Task to complete.
Collect all lines from the listing that include the string "Northwind".
Segment Open
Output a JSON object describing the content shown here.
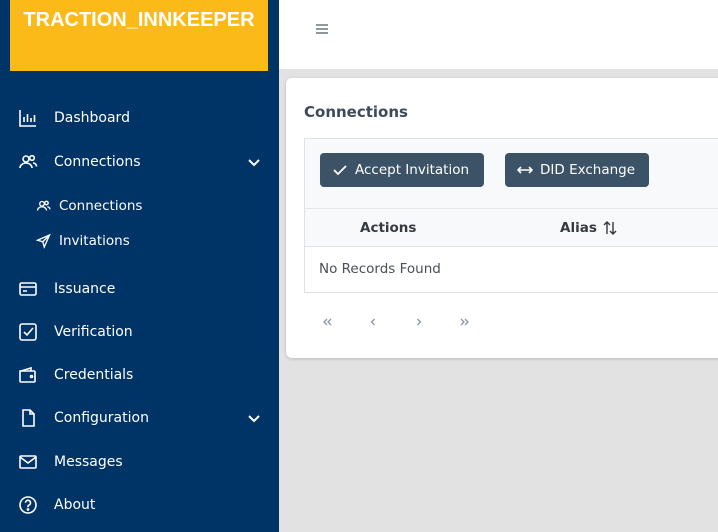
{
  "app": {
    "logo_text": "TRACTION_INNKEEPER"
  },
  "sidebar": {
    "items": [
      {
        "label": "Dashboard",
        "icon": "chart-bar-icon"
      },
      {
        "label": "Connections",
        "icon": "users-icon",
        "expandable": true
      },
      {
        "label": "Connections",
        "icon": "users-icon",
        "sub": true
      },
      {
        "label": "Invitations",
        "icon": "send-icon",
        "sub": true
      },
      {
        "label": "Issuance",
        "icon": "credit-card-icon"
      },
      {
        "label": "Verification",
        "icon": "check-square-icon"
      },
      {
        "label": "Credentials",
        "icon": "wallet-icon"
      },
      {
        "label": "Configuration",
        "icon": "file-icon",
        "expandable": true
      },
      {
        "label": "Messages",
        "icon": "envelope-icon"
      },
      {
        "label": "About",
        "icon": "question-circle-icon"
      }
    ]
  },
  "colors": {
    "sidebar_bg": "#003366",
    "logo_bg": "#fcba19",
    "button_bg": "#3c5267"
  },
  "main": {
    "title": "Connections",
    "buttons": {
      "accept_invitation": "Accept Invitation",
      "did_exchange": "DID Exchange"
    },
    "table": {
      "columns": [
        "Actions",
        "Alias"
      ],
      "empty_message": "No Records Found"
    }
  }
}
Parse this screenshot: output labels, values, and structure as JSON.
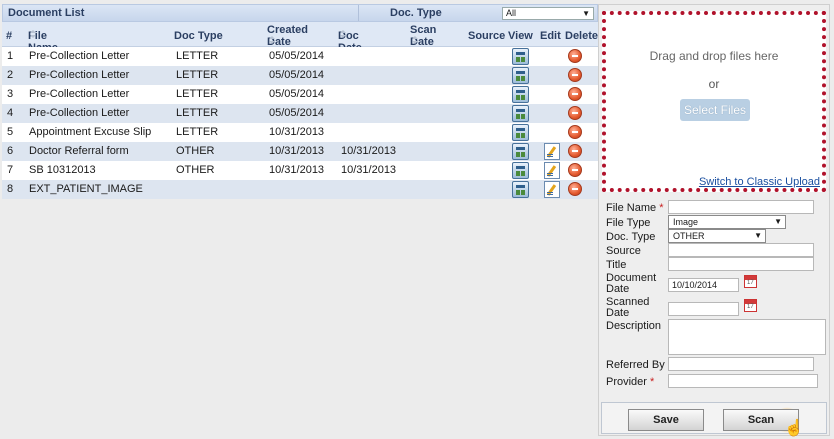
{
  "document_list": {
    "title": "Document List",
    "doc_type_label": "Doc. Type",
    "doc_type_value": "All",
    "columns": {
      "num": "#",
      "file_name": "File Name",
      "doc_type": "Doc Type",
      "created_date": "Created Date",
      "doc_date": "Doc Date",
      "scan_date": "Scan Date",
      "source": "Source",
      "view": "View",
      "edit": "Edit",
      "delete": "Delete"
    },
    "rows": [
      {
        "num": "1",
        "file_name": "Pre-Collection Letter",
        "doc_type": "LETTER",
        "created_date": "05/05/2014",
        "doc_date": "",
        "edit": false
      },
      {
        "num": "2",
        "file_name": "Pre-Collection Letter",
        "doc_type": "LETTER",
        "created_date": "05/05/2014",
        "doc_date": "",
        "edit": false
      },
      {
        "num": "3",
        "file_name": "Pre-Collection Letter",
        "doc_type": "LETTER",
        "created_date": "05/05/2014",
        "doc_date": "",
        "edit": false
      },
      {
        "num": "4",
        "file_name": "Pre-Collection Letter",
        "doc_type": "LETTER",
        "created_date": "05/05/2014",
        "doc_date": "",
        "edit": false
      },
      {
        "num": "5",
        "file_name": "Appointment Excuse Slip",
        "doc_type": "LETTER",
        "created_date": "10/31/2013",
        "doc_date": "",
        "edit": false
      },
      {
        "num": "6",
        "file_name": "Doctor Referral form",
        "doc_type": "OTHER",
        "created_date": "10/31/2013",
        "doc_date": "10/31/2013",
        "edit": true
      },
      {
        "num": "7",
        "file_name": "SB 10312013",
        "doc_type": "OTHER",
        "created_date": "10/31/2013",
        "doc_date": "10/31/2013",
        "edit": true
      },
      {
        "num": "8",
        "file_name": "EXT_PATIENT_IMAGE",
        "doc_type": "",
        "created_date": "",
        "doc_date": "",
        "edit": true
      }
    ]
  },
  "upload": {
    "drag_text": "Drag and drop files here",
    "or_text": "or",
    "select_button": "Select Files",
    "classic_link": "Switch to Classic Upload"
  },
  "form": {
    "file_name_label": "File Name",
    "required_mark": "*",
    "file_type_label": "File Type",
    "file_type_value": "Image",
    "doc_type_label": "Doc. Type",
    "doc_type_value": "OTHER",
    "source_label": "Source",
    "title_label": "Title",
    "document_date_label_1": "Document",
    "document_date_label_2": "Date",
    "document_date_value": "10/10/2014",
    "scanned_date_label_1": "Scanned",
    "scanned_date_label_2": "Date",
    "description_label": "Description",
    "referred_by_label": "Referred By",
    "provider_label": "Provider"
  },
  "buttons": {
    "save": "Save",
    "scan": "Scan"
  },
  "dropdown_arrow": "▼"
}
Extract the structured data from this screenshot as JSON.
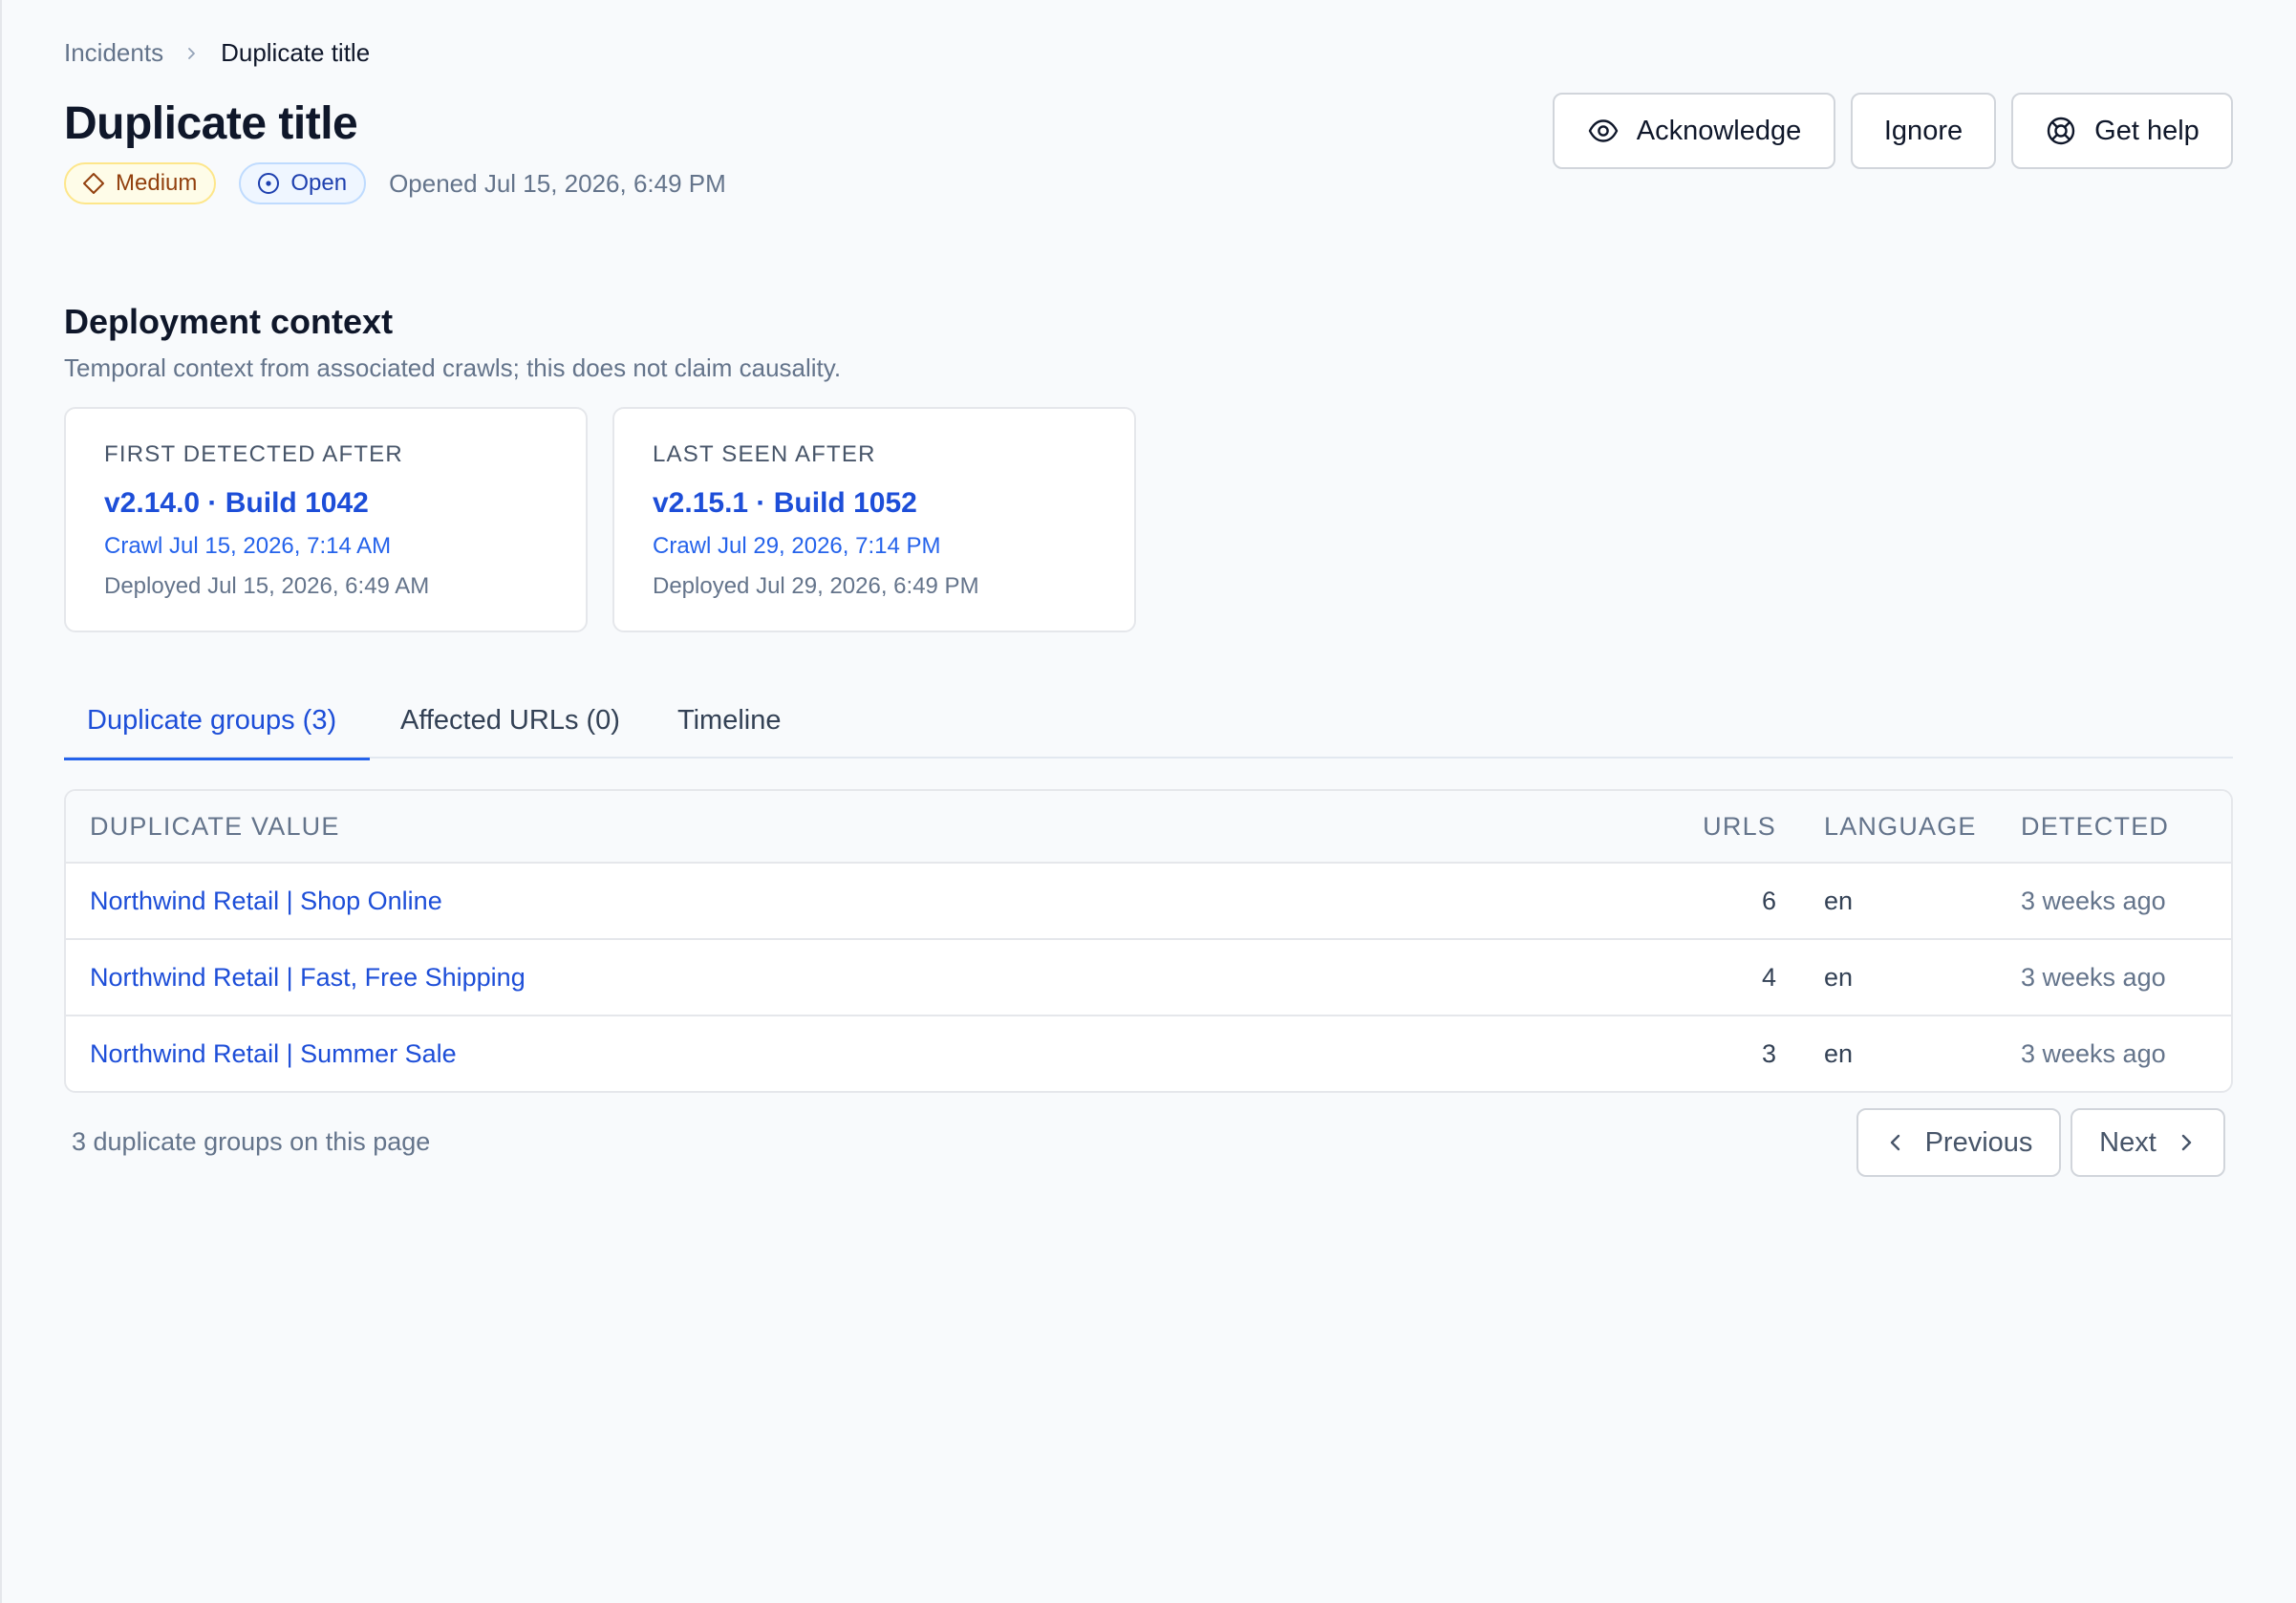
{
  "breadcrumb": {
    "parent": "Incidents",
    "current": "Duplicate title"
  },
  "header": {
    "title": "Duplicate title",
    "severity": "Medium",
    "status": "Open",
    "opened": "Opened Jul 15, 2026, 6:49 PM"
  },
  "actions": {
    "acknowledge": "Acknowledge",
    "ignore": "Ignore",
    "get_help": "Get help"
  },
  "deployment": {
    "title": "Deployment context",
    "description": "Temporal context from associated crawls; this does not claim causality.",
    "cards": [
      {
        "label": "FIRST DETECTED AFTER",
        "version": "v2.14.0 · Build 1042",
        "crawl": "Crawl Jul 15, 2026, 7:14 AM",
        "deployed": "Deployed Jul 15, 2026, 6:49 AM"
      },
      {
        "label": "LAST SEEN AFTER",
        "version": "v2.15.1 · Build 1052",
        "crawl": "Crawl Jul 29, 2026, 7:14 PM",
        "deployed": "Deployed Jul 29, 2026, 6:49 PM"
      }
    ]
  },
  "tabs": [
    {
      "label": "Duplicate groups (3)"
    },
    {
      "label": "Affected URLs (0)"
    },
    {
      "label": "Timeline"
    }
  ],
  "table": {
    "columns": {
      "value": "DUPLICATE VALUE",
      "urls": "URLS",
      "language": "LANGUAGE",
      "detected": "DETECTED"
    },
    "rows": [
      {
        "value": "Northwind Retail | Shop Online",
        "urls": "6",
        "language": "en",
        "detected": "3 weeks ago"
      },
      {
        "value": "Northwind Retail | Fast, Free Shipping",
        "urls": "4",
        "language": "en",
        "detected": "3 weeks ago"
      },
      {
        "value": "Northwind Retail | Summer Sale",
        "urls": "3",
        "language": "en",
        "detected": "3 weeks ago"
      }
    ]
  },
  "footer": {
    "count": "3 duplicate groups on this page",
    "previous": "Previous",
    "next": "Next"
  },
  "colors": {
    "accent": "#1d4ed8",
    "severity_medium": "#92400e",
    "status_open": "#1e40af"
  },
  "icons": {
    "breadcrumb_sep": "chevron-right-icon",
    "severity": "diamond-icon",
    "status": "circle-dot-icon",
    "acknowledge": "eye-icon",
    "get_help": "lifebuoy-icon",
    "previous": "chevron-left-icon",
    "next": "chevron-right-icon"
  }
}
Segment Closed
Expected output.
        "value": "Northwind Retail | Shop Online",
        "value": "Northwind Retail | Fast, Free Shipping",
        "value": "Northwind Retail | Summer Sale",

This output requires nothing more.